2016-09-23 15:15:36
@misc{9699a036-018e-42df-b0be-0aacb1f4b4bc,
  abstract     = {Abstract: Reference pollen data for use in interpreting fossil pollen assemblages may be either collected as surface samples or monitored by means of pollen traps. Surface samples can be obtained from moss polsters or lake-surface sediment, or exceptionally soil, leaf litter, or snow. The advantage of such samples is that a large number can be collected relatively quickly. Within the resulting pollen assemblage, however, the presence of each taxon has to be expressed in percentage terms. Reference material obtained from pollen traps offers more possibilities because pollen accumulation rates (PARs, grains cmâ 2 yearâ 1) can be calculated, and the record of each taxon can be considered independently. This allows comparisons over distance and between vegetation regions. The collection of such data using traps requires several years because the annual variation in pollen production, which is partly determined by climate, is great, and it is only the long-term average PAR that reflects vegetation composition. The number and location of samples and the amount of accompanying vegetation data should be appropriate for the research question to which they will be applied because there is no single standard that is suitable for the whole range of possible uses.},

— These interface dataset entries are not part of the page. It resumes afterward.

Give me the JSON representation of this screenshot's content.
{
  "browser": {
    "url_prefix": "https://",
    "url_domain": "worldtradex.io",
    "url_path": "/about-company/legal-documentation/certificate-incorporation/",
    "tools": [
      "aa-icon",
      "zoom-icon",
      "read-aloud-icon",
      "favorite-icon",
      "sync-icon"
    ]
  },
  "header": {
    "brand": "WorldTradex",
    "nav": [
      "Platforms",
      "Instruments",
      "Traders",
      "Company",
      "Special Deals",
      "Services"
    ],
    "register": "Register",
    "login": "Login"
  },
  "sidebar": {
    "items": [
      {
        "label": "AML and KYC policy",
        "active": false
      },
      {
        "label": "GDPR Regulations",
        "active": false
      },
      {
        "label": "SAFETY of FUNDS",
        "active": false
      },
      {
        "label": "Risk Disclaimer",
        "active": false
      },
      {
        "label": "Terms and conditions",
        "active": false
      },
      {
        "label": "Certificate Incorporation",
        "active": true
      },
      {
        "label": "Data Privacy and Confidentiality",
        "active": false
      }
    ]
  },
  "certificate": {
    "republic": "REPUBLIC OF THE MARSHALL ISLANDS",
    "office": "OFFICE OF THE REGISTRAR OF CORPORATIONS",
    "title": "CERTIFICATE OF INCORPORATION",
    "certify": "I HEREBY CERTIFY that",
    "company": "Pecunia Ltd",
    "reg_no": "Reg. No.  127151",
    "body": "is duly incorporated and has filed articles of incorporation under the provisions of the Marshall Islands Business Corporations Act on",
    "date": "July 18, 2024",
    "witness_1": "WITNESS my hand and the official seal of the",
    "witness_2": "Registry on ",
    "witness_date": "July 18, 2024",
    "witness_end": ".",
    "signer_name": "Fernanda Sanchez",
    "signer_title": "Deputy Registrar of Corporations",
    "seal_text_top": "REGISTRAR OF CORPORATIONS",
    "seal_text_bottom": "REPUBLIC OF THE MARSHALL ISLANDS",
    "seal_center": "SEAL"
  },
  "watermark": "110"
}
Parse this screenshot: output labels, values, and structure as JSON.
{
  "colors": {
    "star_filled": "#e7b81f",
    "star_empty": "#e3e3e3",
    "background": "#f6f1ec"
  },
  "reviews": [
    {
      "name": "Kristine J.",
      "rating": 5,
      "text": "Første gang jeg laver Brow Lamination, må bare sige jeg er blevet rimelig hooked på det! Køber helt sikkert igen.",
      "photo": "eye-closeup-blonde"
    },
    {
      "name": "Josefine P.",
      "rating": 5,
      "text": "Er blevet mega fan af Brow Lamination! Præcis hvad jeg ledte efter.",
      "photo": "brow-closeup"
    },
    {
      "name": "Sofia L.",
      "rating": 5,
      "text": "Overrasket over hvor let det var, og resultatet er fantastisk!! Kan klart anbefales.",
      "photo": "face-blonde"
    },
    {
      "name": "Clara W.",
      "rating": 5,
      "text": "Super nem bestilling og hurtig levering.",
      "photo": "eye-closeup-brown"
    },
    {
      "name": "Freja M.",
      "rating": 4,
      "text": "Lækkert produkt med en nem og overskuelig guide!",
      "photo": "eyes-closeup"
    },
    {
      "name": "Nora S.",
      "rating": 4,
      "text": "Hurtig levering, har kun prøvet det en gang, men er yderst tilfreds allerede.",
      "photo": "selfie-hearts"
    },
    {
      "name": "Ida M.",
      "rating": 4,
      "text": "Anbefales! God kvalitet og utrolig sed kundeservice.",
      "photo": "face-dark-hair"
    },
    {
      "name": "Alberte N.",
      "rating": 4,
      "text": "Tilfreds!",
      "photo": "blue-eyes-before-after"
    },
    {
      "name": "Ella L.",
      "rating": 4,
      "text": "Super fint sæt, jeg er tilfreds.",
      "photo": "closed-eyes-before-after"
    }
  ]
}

  author       = {Poska, Anneli},
  editor       = {Mock, Scott A. EliasCary J.},
  isbn         = {978-0-444-53642-6},
  keyword      = {Analog approach,Annual variation,Databases,Modern reference material,Moss polsters,Pollen accumulation rates,Pollen data training sets,Pollen dispersal models,Pollen monitoring program,Pollen percentages,Pollen productivity,Spatial resolution,Surface sample,Tauber-type trap,Temporal resolution},
  language     = {eng},

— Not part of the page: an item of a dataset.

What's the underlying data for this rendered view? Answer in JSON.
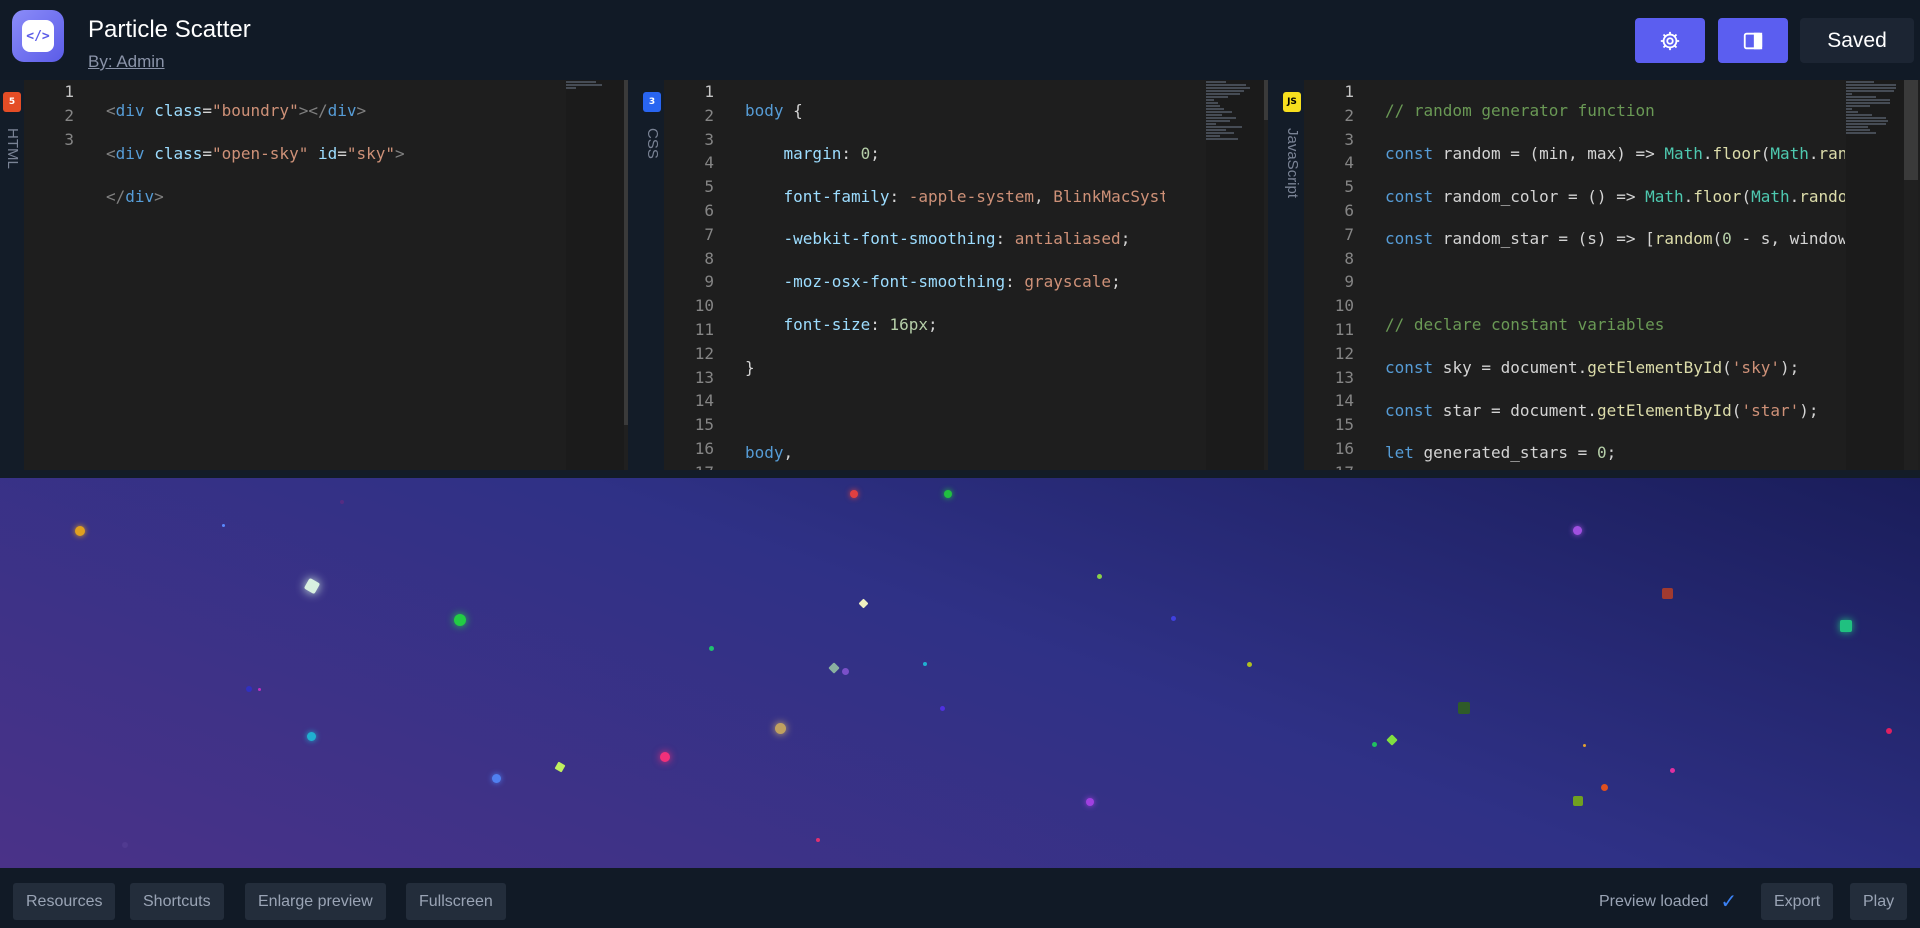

  pages        = {839--845},
  publisher    = {ARRAY(0xcfd6788)},
  series       = {Encyclopedia of Quaternary Science (Second Edition)},
  title        = {Surface Samples and Trapping},
  url          = {http://dx.doi.org/10.1016/B978-0-444-53643-3.00179-5},
  year         = {2013},
}